Repeat the entries below exactly and in full.

## TASK INPUT

------------

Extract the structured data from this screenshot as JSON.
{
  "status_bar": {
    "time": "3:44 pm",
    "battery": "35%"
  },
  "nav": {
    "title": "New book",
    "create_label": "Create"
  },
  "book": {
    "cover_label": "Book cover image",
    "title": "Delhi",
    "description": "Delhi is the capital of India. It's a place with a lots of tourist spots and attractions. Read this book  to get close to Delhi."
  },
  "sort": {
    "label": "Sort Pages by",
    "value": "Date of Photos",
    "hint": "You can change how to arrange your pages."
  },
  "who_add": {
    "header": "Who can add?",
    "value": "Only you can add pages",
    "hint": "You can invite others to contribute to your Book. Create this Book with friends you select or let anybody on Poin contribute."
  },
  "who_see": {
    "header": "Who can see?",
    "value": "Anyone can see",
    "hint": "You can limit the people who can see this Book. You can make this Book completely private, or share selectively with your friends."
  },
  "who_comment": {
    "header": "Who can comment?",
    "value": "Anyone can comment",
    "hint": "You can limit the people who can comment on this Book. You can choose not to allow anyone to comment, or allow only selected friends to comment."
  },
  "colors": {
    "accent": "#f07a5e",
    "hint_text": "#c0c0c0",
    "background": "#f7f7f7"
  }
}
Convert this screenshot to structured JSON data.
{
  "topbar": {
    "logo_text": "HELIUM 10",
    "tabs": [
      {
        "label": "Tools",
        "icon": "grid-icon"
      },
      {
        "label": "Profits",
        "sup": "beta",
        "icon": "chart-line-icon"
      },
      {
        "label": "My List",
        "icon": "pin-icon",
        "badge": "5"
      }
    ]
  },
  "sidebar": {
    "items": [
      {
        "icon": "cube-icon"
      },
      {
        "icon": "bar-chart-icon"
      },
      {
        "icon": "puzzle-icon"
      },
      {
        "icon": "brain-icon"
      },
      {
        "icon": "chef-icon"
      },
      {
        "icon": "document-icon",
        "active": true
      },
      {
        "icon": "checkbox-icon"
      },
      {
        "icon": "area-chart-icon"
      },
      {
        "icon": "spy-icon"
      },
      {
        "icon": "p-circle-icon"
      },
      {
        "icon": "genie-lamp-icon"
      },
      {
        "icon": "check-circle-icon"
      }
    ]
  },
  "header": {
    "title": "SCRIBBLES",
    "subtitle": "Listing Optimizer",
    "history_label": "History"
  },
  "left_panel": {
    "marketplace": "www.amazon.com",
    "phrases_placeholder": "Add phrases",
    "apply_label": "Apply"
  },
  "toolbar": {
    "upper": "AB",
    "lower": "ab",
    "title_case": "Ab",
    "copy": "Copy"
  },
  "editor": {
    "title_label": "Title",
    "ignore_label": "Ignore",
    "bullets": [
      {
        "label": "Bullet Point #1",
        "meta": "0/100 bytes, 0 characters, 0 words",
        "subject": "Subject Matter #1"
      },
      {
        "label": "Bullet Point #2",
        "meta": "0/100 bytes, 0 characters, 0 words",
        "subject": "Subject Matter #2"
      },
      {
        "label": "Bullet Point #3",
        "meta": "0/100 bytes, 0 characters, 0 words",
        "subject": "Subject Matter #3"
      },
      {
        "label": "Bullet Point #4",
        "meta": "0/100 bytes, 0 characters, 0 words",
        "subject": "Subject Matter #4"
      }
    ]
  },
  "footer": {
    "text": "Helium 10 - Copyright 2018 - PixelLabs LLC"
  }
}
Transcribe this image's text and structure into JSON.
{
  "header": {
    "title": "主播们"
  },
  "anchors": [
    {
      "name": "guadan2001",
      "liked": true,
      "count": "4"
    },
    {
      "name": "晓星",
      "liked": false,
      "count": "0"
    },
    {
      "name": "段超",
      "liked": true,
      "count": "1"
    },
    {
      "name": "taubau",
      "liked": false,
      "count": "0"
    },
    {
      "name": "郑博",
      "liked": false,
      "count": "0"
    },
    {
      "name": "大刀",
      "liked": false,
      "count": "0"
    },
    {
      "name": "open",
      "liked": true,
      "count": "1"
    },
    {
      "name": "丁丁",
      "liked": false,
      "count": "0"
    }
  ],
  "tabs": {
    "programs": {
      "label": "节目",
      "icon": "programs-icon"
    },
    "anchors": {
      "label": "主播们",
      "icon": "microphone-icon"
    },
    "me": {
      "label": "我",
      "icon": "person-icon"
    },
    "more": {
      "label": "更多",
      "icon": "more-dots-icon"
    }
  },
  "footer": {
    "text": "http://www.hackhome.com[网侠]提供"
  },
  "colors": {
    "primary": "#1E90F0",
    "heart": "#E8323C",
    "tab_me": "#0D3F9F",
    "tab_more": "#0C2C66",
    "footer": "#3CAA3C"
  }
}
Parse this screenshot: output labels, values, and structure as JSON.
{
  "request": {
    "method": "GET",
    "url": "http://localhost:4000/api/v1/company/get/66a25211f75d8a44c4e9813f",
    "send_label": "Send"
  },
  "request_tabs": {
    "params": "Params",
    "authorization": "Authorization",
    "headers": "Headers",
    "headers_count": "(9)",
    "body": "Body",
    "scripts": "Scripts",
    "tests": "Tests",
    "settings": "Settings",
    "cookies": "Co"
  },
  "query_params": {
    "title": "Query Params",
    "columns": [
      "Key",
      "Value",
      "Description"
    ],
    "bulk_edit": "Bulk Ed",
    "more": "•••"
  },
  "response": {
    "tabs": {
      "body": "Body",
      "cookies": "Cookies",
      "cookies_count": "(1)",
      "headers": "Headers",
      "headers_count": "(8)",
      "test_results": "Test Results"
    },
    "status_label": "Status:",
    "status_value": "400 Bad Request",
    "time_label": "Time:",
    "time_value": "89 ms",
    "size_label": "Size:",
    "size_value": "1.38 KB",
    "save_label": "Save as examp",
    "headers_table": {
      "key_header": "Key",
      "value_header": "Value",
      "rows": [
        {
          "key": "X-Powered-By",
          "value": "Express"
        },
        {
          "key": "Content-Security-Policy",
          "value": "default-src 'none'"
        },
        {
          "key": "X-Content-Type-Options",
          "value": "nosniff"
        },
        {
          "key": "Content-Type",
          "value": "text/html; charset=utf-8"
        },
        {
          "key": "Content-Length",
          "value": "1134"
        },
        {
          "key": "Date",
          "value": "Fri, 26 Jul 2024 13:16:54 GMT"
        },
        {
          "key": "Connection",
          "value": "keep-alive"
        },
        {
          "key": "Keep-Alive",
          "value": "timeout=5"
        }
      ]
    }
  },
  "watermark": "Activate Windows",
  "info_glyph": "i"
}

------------

## OUTPUT BELOW
Extract the structured data from this screenshot as JSON.
{
  "status_bar": {
    "time": "3:44 pm",
    "battery": "35%"
  },
  "nav": {
    "title": "New book",
    "create_label": "Create"
  },
  "book": {
    "cover_label": "Book cover image",
    "title": "Delhi",
    "description": "Delhi is the capital of India. It's a place with a lots of tourist spots and attractions. Read this book  to get close to Delhi."
  },
  "sort": {
    "label": "Sort Pages by",
    "value": "Date of Photos",
    "hint": "You can change how to arrange your pages."
  },
  "who_add": {
    "header": "Who can add?",
    "value": "Only you can add pages",
    "hint": "You can invite others to contribute to your Book. Create this Book with friends you select or let anybody on Poin contribute."
  },
  "who_see": {
    "header": "Who can see?",
    "value": "Anyone can see",
    "hint": "You can limit the people who can see this Book. You can make this Book completely private, or share selectively with your friends."
  },
  "who_comment": {
    "header": "Who can comment?",
    "value": "Anyone can comment",
    "hint": "You can limit the people who can comment on this Book. You can choose not to allow anyone to comment, or allow only selected friends to comment."
  },
  "colors": {
    "accent": "#f07a5e",
    "hint_text": "#c0c0c0",
    "background": "#f7f7f7"
  }
}
Convert this screenshot to structured JSON data.
{
  "topbar": {
    "logo_text": "HELIUM 10",
    "tabs": [
      {
        "label": "Tools",
        "icon": "grid-icon"
      },
      {
        "label": "Profits",
        "sup": "beta",
        "icon": "chart-line-icon"
      },
      {
        "label": "My List",
        "icon": "pin-icon",
        "badge": "5"
      }
    ]
  },
  "sidebar": {
    "items": [
      {
        "icon": "cube-icon"
      },
      {
        "icon": "bar-chart-icon"
      },
      {
        "icon": "puzzle-icon"
      },
      {
        "icon": "brain-icon"
      },
      {
        "icon": "chef-icon"
      },
      {
        "icon": "document-icon",
        "active": true
      },
      {
        "icon": "checkbox-icon"
      },
      {
        "icon": "area-chart-icon"
      },
      {
        "icon": "spy-icon"
      },
      {
        "icon": "p-circle-icon"
      },
      {
        "icon": "genie-lamp-icon"
      },
      {
        "icon": "check-circle-icon"
      }
    ]
  },
  "header": {
    "title": "SCRIBBLES",
    "subtitle": "Listing Optimizer",
    "history_label": "History"
  },
  "left_panel": {
    "marketplace": "www.amazon.com",
    "phrases_placeholder": "Add phrases",
    "apply_label": "Apply"
  },
  "toolbar": {
    "upper": "AB",
    "lower": "ab",
    "title_case": "Ab",
    "copy": "Copy"
  },
  "editor": {
    "title_label": "Title",
    "ignore_label": "Ignore",
    "bullets": [
      {
        "label": "Bullet Point #1",
        "meta": "0/100 bytes, 0 characters, 0 words",
        "subject": "Subject Matter #1"
      },
      {
        "label": "Bullet Point #2",
        "meta": "0/100 bytes, 0 characters, 0 words",
        "subject": "Subject Matter #2"
      },
      {
        "label": "Bullet Point #3",
        "meta": "0/100 bytes, 0 characters, 0 words",
        "subject": "Subject Matter #3"
      },
      {
        "label": "Bullet Point #4",
        "meta": "0/100 bytes, 0 characters, 0 words",
        "subject": "Subject Matter #4"
      }
    ]
  },
  "footer": {
    "text": "Helium 10 - Copyright 2018 - PixelLabs LLC"
  }
}
Transcribe this image's text and structure into JSON.
{
  "header": {
    "title": "主播们"
  },
  "anchors": [
    {
      "name": "guadan2001",
      "liked": true,
      "count": "4"
    },
    {
      "name": "晓星",
      "liked": false,
      "count": "0"
    },
    {
      "name": "段超",
      "liked": true,
      "count": "1"
    },
    {
      "name": "taubau",
      "liked": false,
      "count": "0"
    },
    {
      "name": "郑博",
      "liked": false,
      "count": "0"
    },
    {
      "name": "大刀",
      "liked": false,
      "count": "0"
    },
    {
      "name": "open",
      "liked": true,
      "count": "1"
    },
    {
      "name": "丁丁",
      "liked": false,
      "count": "0"
    }
  ],
  "tabs": {
    "programs": {
      "label": "节目",
      "icon": "programs-icon"
    },
    "anchors": {
      "label": "主播们",
      "icon": "microphone-icon"
    },
    "me": {
      "label": "我",
      "icon": "person-icon"
    },
    "more": {
      "label": "更多",
      "icon": "more-dots-icon"
    }
  },
  "footer": {
    "text": "http://www.hackhome.com[网侠]提供"
  },
  "colors": {
    "primary": "#1E90F0",
    "heart": "#E8323C",
    "tab_me": "#0D3F9F",
    "tab_more": "#0C2C66",
    "footer": "#3CAA3C"
  }
}
Parse this screenshot: output labels, values, and structure as JSON.
{
  "request": {
    "method": "GET",
    "url": "http://localhost:4000/api/v1/company/get/66a25211f75d8a44c4e9813f",
    "send_label": "Send"
  },
  "request_tabs": {
    "params": "Params",
    "authorization": "Authorization",
    "headers": "Headers",
    "headers_count": "(9)",
    "body": "Body",
    "scripts": "Scripts",
    "tests": "Tests",
    "settings": "Settings",
    "cookies": "Co"
  },
  "query_params": {
    "title": "Query Params",
    "columns": [
      "Key",
      "Value",
      "Description"
    ],
    "bulk_edit": "Bulk Ed",
    "more": "•••"
  },
  "response": {
    "tabs": {
      "body": "Body",
      "cookies": "Cookies",
      "cookies_count": "(1)",
      "headers": "Headers",
      "headers_count": "(8)",
      "test_results": "Test Results"
    },
    "status_label": "Status:",
    "status_value": "400 Bad Request",
    "time_label": "Time:",
    "time_value": "89 ms",
    "size_label": "Size:",
    "size_value": "1.38 KB",
    "save_label": "Save as examp",
    "headers_table": {
      "key_header": "Key",
      "value_header": "Value",
      "rows": [
        {
          "key": "X-Powered-By",
          "value": "Express"
        },
        {
          "key": "Content-Security-Policy",
          "value": "default-src 'none'"
        },
        {
          "key": "X-Content-Type-Options",
          "value": "nosniff"
        },
        {
          "key": "Content-Type",
          "value": "text/html; charset=utf-8"
        },
        {
          "key": "Content-Length",
          "value": "1134"
        },
        {
          "key": "Date",
          "value": "Fri, 26 Jul 2024 13:16:54 GMT"
        },
        {
          "key": "Connection",
          "value": "keep-alive"
        },
        {
          "key": "Keep-Alive",
          "value": "timeout=5"
        }
      ]
    }
  },
  "watermark": "Activate Windows",
  "info_glyph": "i"
}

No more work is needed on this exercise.